Task to carry out
Using the listing, copy each whole line that features "name".

Working data
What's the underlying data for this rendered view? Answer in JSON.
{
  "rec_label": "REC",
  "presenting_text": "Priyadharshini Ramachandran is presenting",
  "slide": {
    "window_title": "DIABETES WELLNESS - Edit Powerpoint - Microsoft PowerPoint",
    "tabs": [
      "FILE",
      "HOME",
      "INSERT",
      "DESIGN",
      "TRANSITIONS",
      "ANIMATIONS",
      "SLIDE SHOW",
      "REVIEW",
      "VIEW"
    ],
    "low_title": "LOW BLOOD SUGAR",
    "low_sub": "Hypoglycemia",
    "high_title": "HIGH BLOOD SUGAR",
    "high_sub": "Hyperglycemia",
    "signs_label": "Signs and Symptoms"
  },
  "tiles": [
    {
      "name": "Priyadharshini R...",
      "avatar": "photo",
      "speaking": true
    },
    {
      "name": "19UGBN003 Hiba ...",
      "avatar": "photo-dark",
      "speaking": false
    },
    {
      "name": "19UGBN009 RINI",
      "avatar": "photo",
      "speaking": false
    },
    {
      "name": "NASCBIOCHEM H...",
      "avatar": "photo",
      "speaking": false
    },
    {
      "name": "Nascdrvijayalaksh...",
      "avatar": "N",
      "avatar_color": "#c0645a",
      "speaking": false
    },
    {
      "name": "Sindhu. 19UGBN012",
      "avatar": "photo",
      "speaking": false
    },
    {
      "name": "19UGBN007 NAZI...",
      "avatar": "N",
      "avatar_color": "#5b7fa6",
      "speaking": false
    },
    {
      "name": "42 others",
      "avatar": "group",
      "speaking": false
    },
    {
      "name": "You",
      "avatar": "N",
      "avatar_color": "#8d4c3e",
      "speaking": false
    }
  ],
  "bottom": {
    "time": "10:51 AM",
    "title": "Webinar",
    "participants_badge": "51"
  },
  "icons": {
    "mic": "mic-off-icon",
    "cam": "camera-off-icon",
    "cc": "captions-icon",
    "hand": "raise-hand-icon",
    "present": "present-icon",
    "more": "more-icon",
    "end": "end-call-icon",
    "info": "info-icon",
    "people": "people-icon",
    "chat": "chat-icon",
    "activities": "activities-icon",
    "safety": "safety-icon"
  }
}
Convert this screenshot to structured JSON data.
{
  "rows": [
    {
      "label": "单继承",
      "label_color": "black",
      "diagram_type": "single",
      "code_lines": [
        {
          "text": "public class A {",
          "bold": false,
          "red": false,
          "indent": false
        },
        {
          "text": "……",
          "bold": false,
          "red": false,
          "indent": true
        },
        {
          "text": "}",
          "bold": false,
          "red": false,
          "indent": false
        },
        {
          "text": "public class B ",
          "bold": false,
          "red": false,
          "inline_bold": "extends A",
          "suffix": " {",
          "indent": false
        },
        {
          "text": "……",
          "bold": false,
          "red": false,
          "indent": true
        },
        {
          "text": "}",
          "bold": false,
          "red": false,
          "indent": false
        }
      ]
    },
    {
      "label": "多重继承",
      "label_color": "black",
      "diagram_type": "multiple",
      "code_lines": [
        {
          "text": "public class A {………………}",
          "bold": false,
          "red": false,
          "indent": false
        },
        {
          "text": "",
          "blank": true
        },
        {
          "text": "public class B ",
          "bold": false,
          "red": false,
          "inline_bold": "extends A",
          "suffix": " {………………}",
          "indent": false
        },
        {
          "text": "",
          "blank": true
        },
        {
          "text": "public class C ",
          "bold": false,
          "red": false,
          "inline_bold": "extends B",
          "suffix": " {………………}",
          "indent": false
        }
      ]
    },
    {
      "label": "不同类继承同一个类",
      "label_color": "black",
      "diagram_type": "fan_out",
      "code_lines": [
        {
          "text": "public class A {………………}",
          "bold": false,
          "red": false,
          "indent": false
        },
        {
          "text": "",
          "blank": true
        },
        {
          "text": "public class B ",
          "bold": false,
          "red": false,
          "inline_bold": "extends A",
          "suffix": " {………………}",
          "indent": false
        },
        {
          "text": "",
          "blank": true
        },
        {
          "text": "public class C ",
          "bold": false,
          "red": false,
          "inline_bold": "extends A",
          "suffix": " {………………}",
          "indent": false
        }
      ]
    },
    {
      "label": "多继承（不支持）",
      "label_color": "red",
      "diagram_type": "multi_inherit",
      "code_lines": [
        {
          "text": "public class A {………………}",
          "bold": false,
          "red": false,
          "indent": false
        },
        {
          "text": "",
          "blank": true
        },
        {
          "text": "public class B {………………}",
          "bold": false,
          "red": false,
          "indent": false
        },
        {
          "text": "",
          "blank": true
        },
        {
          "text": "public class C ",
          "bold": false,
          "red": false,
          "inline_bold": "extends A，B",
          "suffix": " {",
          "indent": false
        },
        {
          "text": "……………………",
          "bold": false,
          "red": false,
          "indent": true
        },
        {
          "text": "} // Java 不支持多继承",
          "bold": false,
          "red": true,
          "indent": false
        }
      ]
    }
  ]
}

Answer
      "name": "Priyadharshini R...",
      "name": "19UGBN003 Hiba ...",
      "name": "19UGBN009 RINI",
      "name": "NASCBIOCHEM H...",
      "name": "Nascdrvijayalaksh...",
      "name": "Sindhu. 19UGBN012",
      "name": "19UGBN007 NAZI...",
      "name": "42 others",
      "name": "You",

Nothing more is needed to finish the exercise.